On Sudan, Ms. Drysdale said as of May 16, according to figures from the Federal Ministry of Health, there had been 5,287 injuries and 705 deaths in the country since the fighting began. In the Khartoum State there had been 3,254 injuries and 203 deaths. Since the 15th of April, WHO had verified 34 attacks on health facilities, leading to 8 deaths. The looting of health assets and occupation of facilities by military personnel remained among the biggest obstructions of access to health care. Since the signing of the Jeddah declaration on the 11th of May, four new reports of attacks on health care facilities had been verified.
Turning to Ukraine, Ms. Drysdale said she couldn’t speak to specific questions about flammable cluster bombs used by Russia in attacks against Ukraine. Ukraine’s health system remained resilient after over a year of relentless war, but barriers remained. Russia’s full-scale invasion against Ukraine had caused a deterioration to health care services across the county. WHO continued to deliver lifesaving medical supplies across Ukraine, in coordination with local and national authorities, while also providing psychosocial support and rehabilitation efforts. WHO was working around the clock to deliver lifesaving supplies, repair damaged facilities, and train health workers.
Regarding a question asked about genome sequencing for babies in the United Kingdom, Ms. Drysdale said the WHO recognised the potential health benefits and the risks associated with these types of technologies, as well as the ethical issues they raised. WHO had an advisory committee for human genome editing technologies, which had developed a framework for governance to help national governments approach these issues. WHO advocated for strong engagement around these topics. The organisation did not make laws or regulations but could offer guidance.
Rolando Gómez, for the United Nations Information Service (UNIS), said the Secretary-General António Guterres, would attend the Group of 7 Summit meeting in Hiroshima, Japan over the weekend. Mr. Guterres would take part in two working group sessions; one to address multiple crisis and one titled “the common endeavour for a resilient and sustainable planet.” During his visit, he would meet with Japanese Prime Minister Fumio Kishida, and other leaders present at the Summit. The Secretary-General would also hold a press encounter on Sunday, details of which to be shared later.

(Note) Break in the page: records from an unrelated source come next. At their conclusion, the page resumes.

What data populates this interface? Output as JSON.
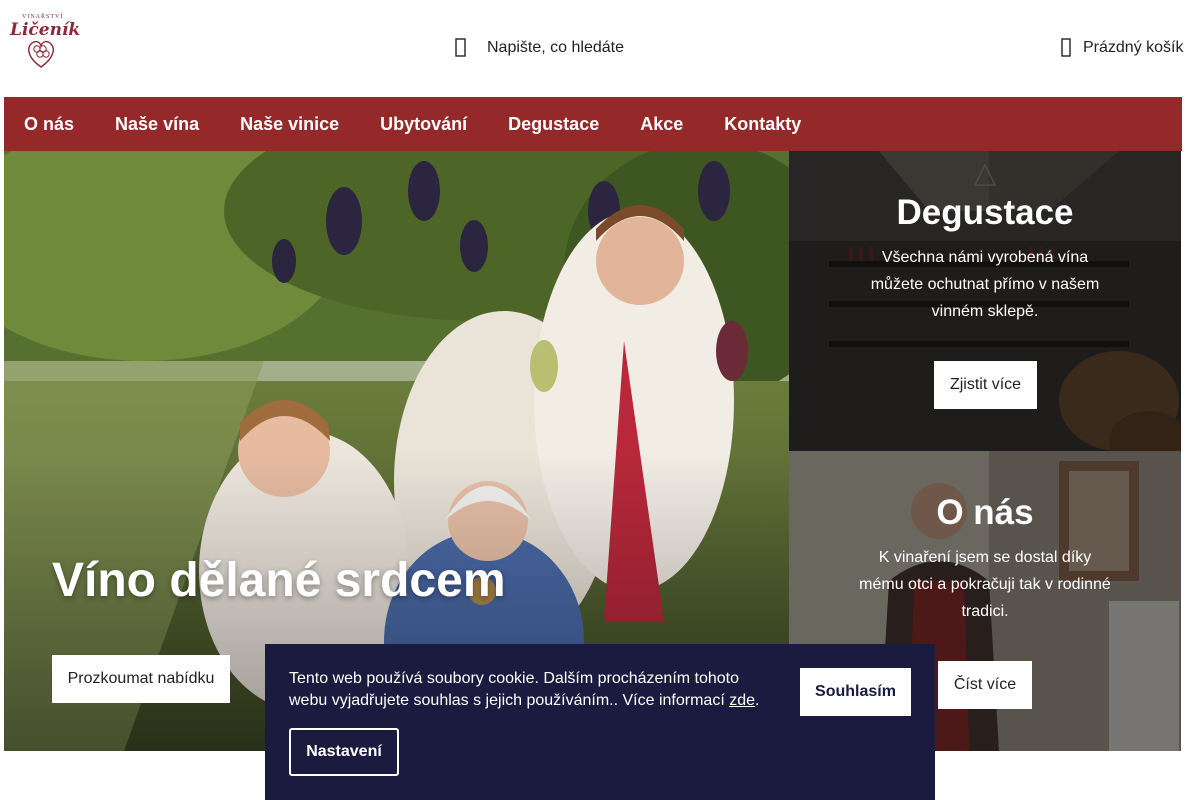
{
  "header": {
    "logo_top_text": "VINAŘSTVÍ",
    "logo_name": "Ličeník",
    "search_label": "Napište, co hledáte",
    "cart_label": "Prázdný košík"
  },
  "nav": {
    "items": [
      {
        "label": "O nás"
      },
      {
        "label": "Naše vína"
      },
      {
        "label": "Naše vinice"
      },
      {
        "label": "Ubytování"
      },
      {
        "label": "Degustace"
      },
      {
        "label": "Akce"
      },
      {
        "label": "Kontakty"
      }
    ]
  },
  "hero": {
    "title": "Víno dělané srdcem",
    "button_label": "Prozkoumat nabídku"
  },
  "panels": {
    "degustace": {
      "title": "Degustace",
      "text": "Všechna námi vyrobená vína můžete ochutnat přímo v našem vinném sklepě.",
      "button_label": "Zjistit více"
    },
    "about": {
      "title": "O nás",
      "text": "K vinaření jsem se dostal díky mému otci a pokračuji tak v rodinné tradici.",
      "button_label": "Číst více"
    }
  },
  "cookie": {
    "message": "Tento web používá soubory cookie. Dalším procházením tohoto webu vyjadřujete souhlas s jejich používáním.. Více informací ",
    "link_label": "zde",
    "message_end": ".",
    "accept_label": "Souhlasím",
    "settings_label": "Nastavení"
  },
  "colors": {
    "nav_bg": "#952929",
    "cookie_bg": "#1b1a3f",
    "brand": "#8a2a3a"
  },
  "icons": {
    "search": "search-icon",
    "cart": "cart-icon",
    "logo": "grape-heart-logo"
  }
}
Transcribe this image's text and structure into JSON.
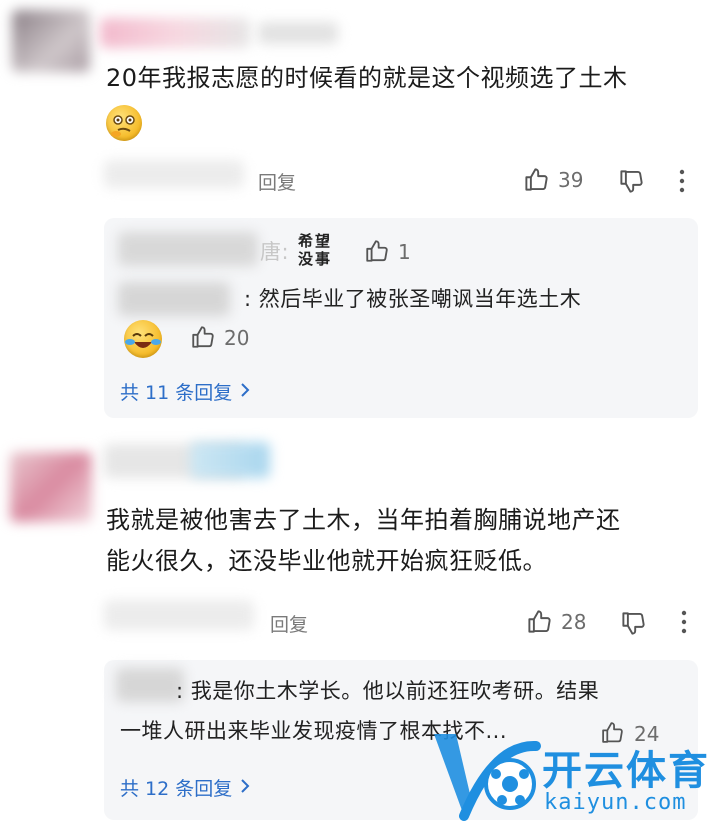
{
  "comments": [
    {
      "text_line1": "20年我报志愿的时候看的就是这个视频选了土木",
      "reply_label": "回复",
      "likes": "39",
      "replies": [
        {
          "suffix": "唐:",
          "likes": "1",
          "sticker": "希望没事"
        },
        {
          "text": ": 然后毕业了被张圣嘲讽当年选土木",
          "likes": "20"
        }
      ],
      "more_replies": "共 11 条回复"
    },
    {
      "text_line1": "我就是被他害去了土木，当年拍着胸脯说地产还",
      "text_line2": "能火很久，还没毕业他就开始疯狂贬低。",
      "reply_label": "回复",
      "likes": "28",
      "replies": [
        {
          "text_line1": ": 我是你土木学长。他以前还狂吹考研。结果",
          "text_line2": "一堆人研出来毕业发现疫情了根本找不...",
          "likes": "24"
        }
      ],
      "more_replies": "共 12 条回复"
    }
  ],
  "watermark": {
    "brand": "开云体育",
    "domain": "kaiyun.com"
  },
  "colors": {
    "link": "#2d6ec8",
    "watermark": "#1f8fe0"
  },
  "icons": [
    "thumbs-up-icon",
    "thumbs-down-icon",
    "more-vertical-icon",
    "chevron-right-icon"
  ]
}
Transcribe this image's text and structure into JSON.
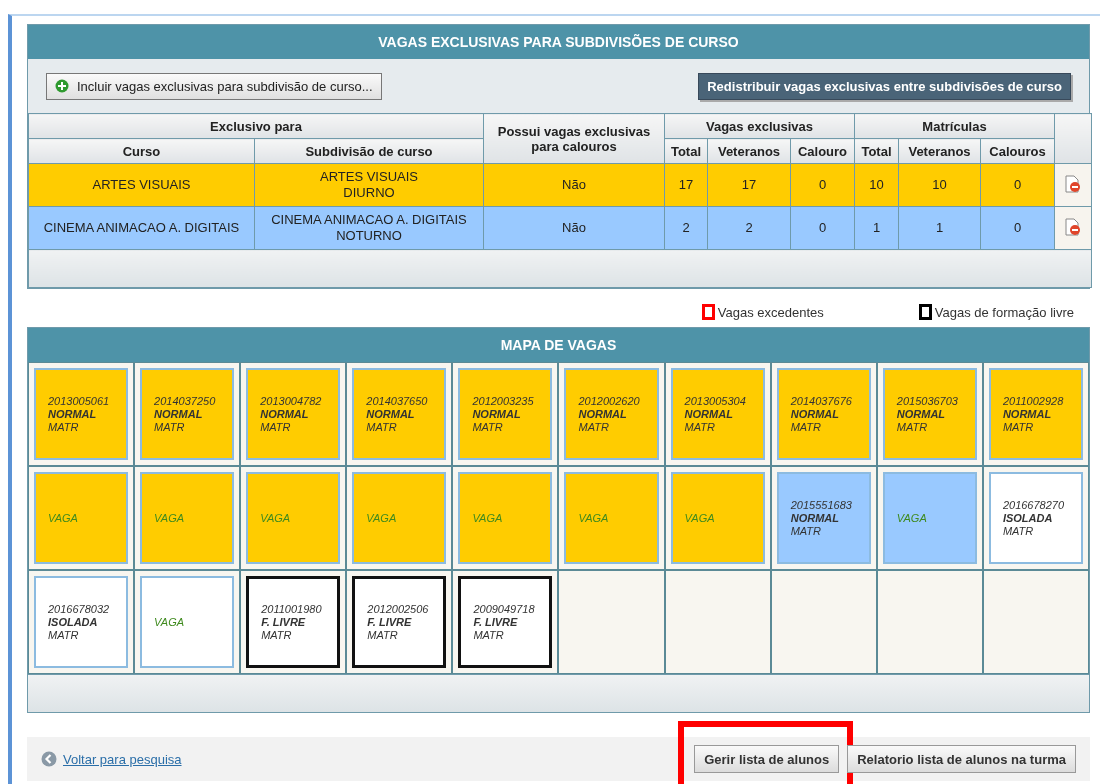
{
  "exclusive_panel": {
    "title": "VAGAS EXCLUSIVAS PARA SUBDIVISÕES DE CURSO",
    "add_button": "Incluir vagas exclusivas para subdivisão de curso...",
    "redistribute_button": "Redistribuir vagas exclusivas entre subdivisões de curso",
    "table": {
      "group_headers": [
        "Exclusivo para",
        "Possui vagas exclusivas para calouros",
        "Vagas exclusivas",
        "Matrículas"
      ],
      "columns": [
        "Curso",
        "Subdivisão de curso",
        "Total",
        "Veteranos",
        "Calouro",
        "Total",
        "Veteranos",
        "Calouros"
      ],
      "rows": [
        {
          "color": "#ffcc00",
          "curso": "ARTES VISUAIS",
          "subdivisao": [
            "ARTES VISUAIS",
            "DIURNO"
          ],
          "calouros": "Não",
          "values": [
            "17",
            "17",
            "0",
            "10",
            "10",
            "0"
          ]
        },
        {
          "color": "#99c9ff",
          "curso": "CINEMA ANIMACAO A. DIGITAIS",
          "subdivisao": [
            "CINEMA ANIMACAO A. DIGITAIS",
            "NOTURNO"
          ],
          "calouros": "Não",
          "values": [
            "2",
            "2",
            "0",
            "1",
            "1",
            "0"
          ]
        }
      ]
    }
  },
  "legend": [
    {
      "label": "Vagas excedentes",
      "color": "#ff0000"
    },
    {
      "label": "Vagas de formação livre",
      "color": "#000000"
    }
  ],
  "map": {
    "title": "MAPA DE VAGAS",
    "slots": [
      {
        "kind": "student",
        "color": "#ffcc00",
        "free_formation": false,
        "lines": [
          "2013005061",
          "NORMAL",
          "MATR"
        ]
      },
      {
        "kind": "student",
        "color": "#ffcc00",
        "free_formation": false,
        "lines": [
          "2014037250",
          "NORMAL",
          "MATR"
        ]
      },
      {
        "kind": "student",
        "color": "#ffcc00",
        "free_formation": false,
        "lines": [
          "2013004782",
          "NORMAL",
          "MATR"
        ]
      },
      {
        "kind": "student",
        "color": "#ffcc00",
        "free_formation": false,
        "lines": [
          "2014037650",
          "NORMAL",
          "MATR"
        ]
      },
      {
        "kind": "student",
        "color": "#ffcc00",
        "free_formation": false,
        "lines": [
          "2012003235",
          "NORMAL",
          "MATR"
        ]
      },
      {
        "kind": "student",
        "color": "#ffcc00",
        "free_formation": false,
        "lines": [
          "2012002620",
          "NORMAL",
          "MATR"
        ]
      },
      {
        "kind": "student",
        "color": "#ffcc00",
        "free_formation": false,
        "lines": [
          "2013005304",
          "NORMAL",
          "MATR"
        ]
      },
      {
        "kind": "student",
        "color": "#ffcc00",
        "free_formation": false,
        "lines": [
          "2014037676",
          "NORMAL",
          "MATR"
        ]
      },
      {
        "kind": "student",
        "color": "#ffcc00",
        "free_formation": false,
        "lines": [
          "2015036703",
          "NORMAL",
          "MATR"
        ]
      },
      {
        "kind": "student",
        "color": "#ffcc00",
        "free_formation": false,
        "lines": [
          "2011002928",
          "NORMAL",
          "MATR"
        ]
      },
      {
        "kind": "vacancy",
        "color": "#ffcc00",
        "free_formation": false,
        "label": "VAGA"
      },
      {
        "kind": "vacancy",
        "color": "#ffcc00",
        "free_formation": false,
        "label": "VAGA"
      },
      {
        "kind": "vacancy",
        "color": "#ffcc00",
        "free_formation": false,
        "label": "VAGA"
      },
      {
        "kind": "vacancy",
        "color": "#ffcc00",
        "free_formation": false,
        "label": "VAGA"
      },
      {
        "kind": "vacancy",
        "color": "#ffcc00",
        "free_formation": false,
        "label": "VAGA"
      },
      {
        "kind": "vacancy",
        "color": "#ffcc00",
        "free_formation": false,
        "label": "VAGA"
      },
      {
        "kind": "vacancy",
        "color": "#ffcc00",
        "free_formation": false,
        "label": "VAGA"
      },
      {
        "kind": "student",
        "color": "#99c9ff",
        "free_formation": false,
        "lines": [
          "2015551683",
          "NORMAL",
          "MATR"
        ]
      },
      {
        "kind": "vacancy",
        "color": "#99c9ff",
        "free_formation": false,
        "label": "VAGA"
      },
      {
        "kind": "student",
        "color": "#ffffff",
        "free_formation": false,
        "lines": [
          "2016678270",
          "ISOLADA",
          "MATR"
        ]
      },
      {
        "kind": "student",
        "color": "#ffffff",
        "free_formation": false,
        "lines": [
          "2016678032",
          "ISOLADA",
          "MATR"
        ]
      },
      {
        "kind": "vacancy",
        "color": "#ffffff",
        "free_formation": false,
        "label": "VAGA"
      },
      {
        "kind": "student",
        "color": "#ffffff",
        "free_formation": true,
        "lines": [
          "2011001980",
          "F. LIVRE",
          "MATR"
        ]
      },
      {
        "kind": "student",
        "color": "#ffffff",
        "free_formation": true,
        "lines": [
          "2012002506",
          "F. LIVRE",
          "MATR"
        ]
      },
      {
        "kind": "student",
        "color": "#ffffff",
        "free_formation": true,
        "lines": [
          "2009049718",
          "F. LIVRE",
          "MATR"
        ]
      },
      {
        "kind": "empty"
      },
      {
        "kind": "empty"
      },
      {
        "kind": "empty"
      },
      {
        "kind": "empty"
      },
      {
        "kind": "empty"
      }
    ]
  },
  "footer": {
    "back_link": "Voltar para pesquisa",
    "buttons": [
      {
        "label": "Gerir lista de alunos",
        "highlighted": true
      },
      {
        "label": "Relatorio lista de alunos na turma",
        "highlighted": false
      }
    ]
  }
}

The Committee on the Elimination of Discrimination against Women would review the report of Iceland next Monday, 22 May, starting at 10 a.m. On 23 May, at 10 a.m., the Conference on Disarmament would hold a plenary meeting devoted to “disarmament and the gender perspective in the context of the Women Peace and Security agenda”, as part of a general debate on the “comprehensive programme of disarmament”.
Regarding UN Press Conferences, Mr. Gómez said that on Monday, the 22 May at 11:30 a.m., Bruno Lemarquis, Deputy Special Representative of the Secretary-General, would hold an update on the humanitarian situation in the Democratic Republic of the Congo. On Tuesday, 23 May at 2 p.m. Akihiro Seita, UNRWA Director of Health, would speak on the health conditions of Palestine refugees in the Near East. Finally, on Wednesday, 24 May 2023 at 10 a.m., UN High Commissioner for Human Rights Volker Türk, would hold a press conference with Geneva-based journalists.
Mr. Gómez said the 22nd of May was the International Day for Biological Diversity and the 20th of May was World Bee Day, noting that 75 percent of the world’s crops producing fruits and seeds for human use depended on bees and pollinators.